Only the pictures should be dropped; every line of the data must come back exactly as written.

(App and web page records)
----
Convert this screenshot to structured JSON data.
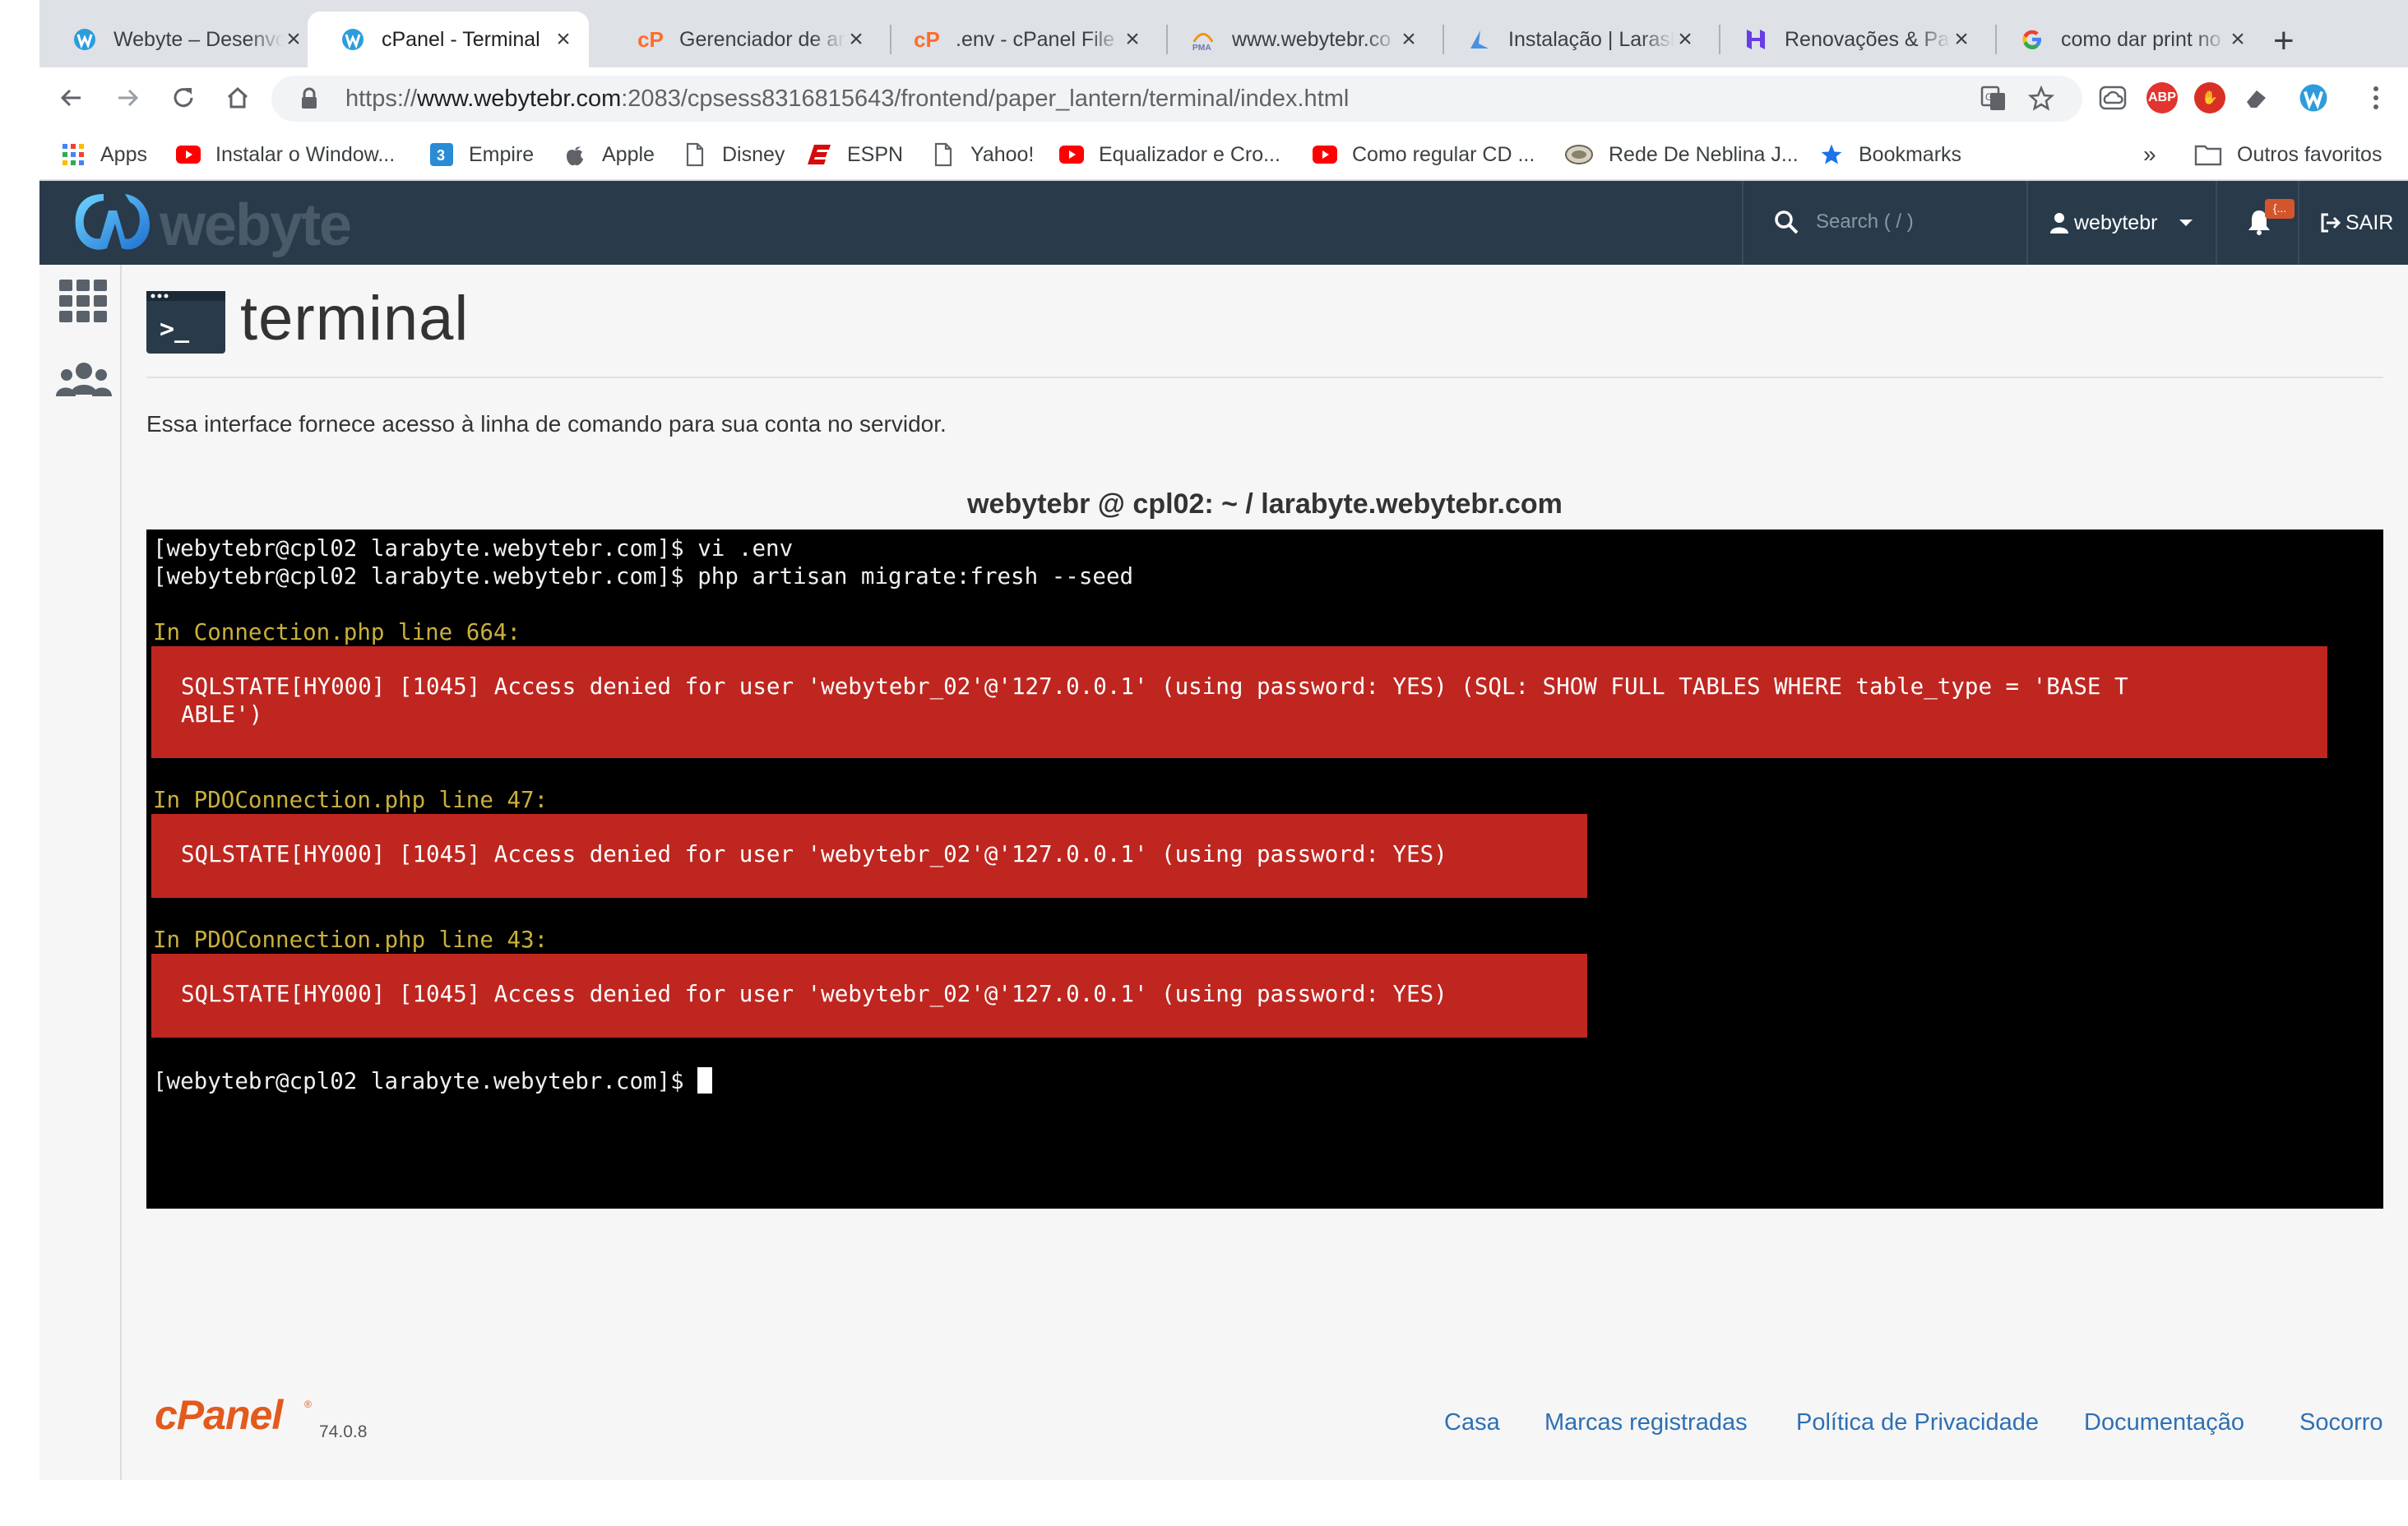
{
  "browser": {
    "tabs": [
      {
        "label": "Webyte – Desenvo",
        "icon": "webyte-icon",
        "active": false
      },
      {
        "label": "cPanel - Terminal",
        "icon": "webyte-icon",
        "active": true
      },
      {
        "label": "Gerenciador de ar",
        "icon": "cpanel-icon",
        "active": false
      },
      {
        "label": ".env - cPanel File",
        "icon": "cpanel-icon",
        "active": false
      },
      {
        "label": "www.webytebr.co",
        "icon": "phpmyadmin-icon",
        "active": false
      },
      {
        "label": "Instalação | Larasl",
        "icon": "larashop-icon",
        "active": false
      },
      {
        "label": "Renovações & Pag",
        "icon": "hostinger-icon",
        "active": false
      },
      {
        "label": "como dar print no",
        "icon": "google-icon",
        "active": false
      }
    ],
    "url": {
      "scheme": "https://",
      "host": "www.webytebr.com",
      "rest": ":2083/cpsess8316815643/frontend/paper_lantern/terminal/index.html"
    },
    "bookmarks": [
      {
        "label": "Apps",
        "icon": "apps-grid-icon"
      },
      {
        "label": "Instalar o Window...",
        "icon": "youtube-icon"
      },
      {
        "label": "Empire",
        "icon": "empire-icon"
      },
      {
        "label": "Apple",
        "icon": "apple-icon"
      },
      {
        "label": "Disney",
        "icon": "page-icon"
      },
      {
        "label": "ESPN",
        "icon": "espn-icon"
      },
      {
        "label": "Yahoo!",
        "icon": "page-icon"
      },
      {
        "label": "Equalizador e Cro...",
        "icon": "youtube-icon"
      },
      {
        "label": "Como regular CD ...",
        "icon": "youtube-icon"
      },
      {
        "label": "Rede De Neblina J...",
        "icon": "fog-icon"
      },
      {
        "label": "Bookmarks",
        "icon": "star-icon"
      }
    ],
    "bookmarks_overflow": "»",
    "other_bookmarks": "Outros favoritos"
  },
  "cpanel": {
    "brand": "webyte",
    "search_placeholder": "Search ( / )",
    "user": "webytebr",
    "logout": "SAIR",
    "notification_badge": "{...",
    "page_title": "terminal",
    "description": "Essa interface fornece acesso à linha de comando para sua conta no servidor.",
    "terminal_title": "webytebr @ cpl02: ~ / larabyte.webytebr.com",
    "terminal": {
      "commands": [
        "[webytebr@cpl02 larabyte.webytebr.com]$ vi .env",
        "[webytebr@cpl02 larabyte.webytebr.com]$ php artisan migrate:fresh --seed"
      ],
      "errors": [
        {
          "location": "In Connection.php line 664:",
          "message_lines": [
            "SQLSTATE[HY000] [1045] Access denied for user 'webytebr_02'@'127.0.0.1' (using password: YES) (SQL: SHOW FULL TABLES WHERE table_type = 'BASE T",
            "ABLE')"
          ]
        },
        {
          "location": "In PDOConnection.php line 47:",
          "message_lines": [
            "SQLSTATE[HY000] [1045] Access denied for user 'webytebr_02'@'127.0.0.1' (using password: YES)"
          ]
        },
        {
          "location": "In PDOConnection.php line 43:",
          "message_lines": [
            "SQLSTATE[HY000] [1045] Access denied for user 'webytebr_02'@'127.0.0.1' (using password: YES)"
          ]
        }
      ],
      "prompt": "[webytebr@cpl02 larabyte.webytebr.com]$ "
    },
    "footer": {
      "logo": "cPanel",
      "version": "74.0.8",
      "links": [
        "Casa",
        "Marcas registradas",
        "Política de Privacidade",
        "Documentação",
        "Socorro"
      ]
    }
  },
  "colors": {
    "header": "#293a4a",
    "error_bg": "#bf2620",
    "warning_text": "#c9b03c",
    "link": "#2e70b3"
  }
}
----
### YOUR SOLUTION
Convert this screenshot to structured JSON data.
{
  "browser": {
    "tabs": [
      {
        "label": "Webyte – Desenvo",
        "icon": "webyte-icon",
        "active": false
      },
      {
        "label": "cPanel - Terminal",
        "icon": "webyte-icon",
        "active": true
      },
      {
        "label": "Gerenciador de ar",
        "icon": "cpanel-icon",
        "active": false
      },
      {
        "label": ".env - cPanel File",
        "icon": "cpanel-icon",
        "active": false
      },
      {
        "label": "www.webytebr.co",
        "icon": "phpmyadmin-icon",
        "active": false
      },
      {
        "label": "Instalação | Larasl",
        "icon": "larashop-icon",
        "active": false
      },
      {
        "label": "Renovações & Pag",
        "icon": "hostinger-icon",
        "active": false
      },
      {
        "label": "como dar print no",
        "icon": "google-icon",
        "active": false
      }
    ],
    "url": {
      "scheme": "https://",
      "host": "www.webytebr.com",
      "rest": ":2083/cpsess8316815643/frontend/paper_lantern/terminal/index.html"
    },
    "bookmarks": [
      {
        "label": "Apps",
        "icon": "apps-grid-icon"
      },
      {
        "label": "Instalar o Window...",
        "icon": "youtube-icon"
      },
      {
        "label": "Empire",
        "icon": "empire-icon"
      },
      {
        "label": "Apple",
        "icon": "apple-icon"
      },
      {
        "label": "Disney",
        "icon": "page-icon"
      },
      {
        "label": "ESPN",
        "icon": "espn-icon"
      },
      {
        "label": "Yahoo!",
        "icon": "page-icon"
      },
      {
        "label": "Equalizador e Cro...",
        "icon": "youtube-icon"
      },
      {
        "label": "Como regular CD ...",
        "icon": "youtube-icon"
      },
      {
        "label": "Rede De Neblina J...",
        "icon": "fog-icon"
      },
      {
        "label": "Bookmarks",
        "icon": "star-icon"
      }
    ],
    "bookmarks_overflow": "»",
    "other_bookmarks": "Outros favoritos"
  },
  "cpanel": {
    "brand": "webyte",
    "search_placeholder": "Search ( / )",
    "user": "webytebr",
    "logout": "SAIR",
    "notification_badge": "{...",
    "page_title": "terminal",
    "description": "Essa interface fornece acesso à linha de comando para sua conta no servidor.",
    "terminal_title": "webytebr @ cpl02: ~ / larabyte.webytebr.com",
    "terminal": {
      "commands": [
        "[webytebr@cpl02 larabyte.webytebr.com]$ vi .env",
        "[webytebr@cpl02 larabyte.webytebr.com]$ php artisan migrate:fresh --seed"
      ],
      "errors": [
        {
          "location": "In Connection.php line 664:",
          "message_lines": [
            "SQLSTATE[HY000] [1045] Access denied for user 'webytebr_02'@'127.0.0.1' (using password: YES) (SQL: SHOW FULL TABLES WHERE table_type = 'BASE T",
            "ABLE')"
          ]
        },
        {
          "location": "In PDOConnection.php line 47:",
          "message_lines": [
            "SQLSTATE[HY000] [1045] Access denied for user 'webytebr_02'@'127.0.0.1' (using password: YES)"
          ]
        },
        {
          "location": "In PDOConnection.php line 43:",
          "message_lines": [
            "SQLSTATE[HY000] [1045] Access denied for user 'webytebr_02'@'127.0.0.1' (using password: YES)"
          ]
        }
      ],
      "prompt": "[webytebr@cpl02 larabyte.webytebr.com]$ "
    },
    "footer": {
      "logo": "cPanel",
      "version": "74.0.8",
      "links": [
        "Casa",
        "Marcas registradas",
        "Política de Privacidade",
        "Documentação",
        "Socorro"
      ]
    }
  },
  "colors": {
    "header": "#293a4a",
    "error_bg": "#bf2620",
    "warning_text": "#c9b03c",
    "link": "#2e70b3"
  }
}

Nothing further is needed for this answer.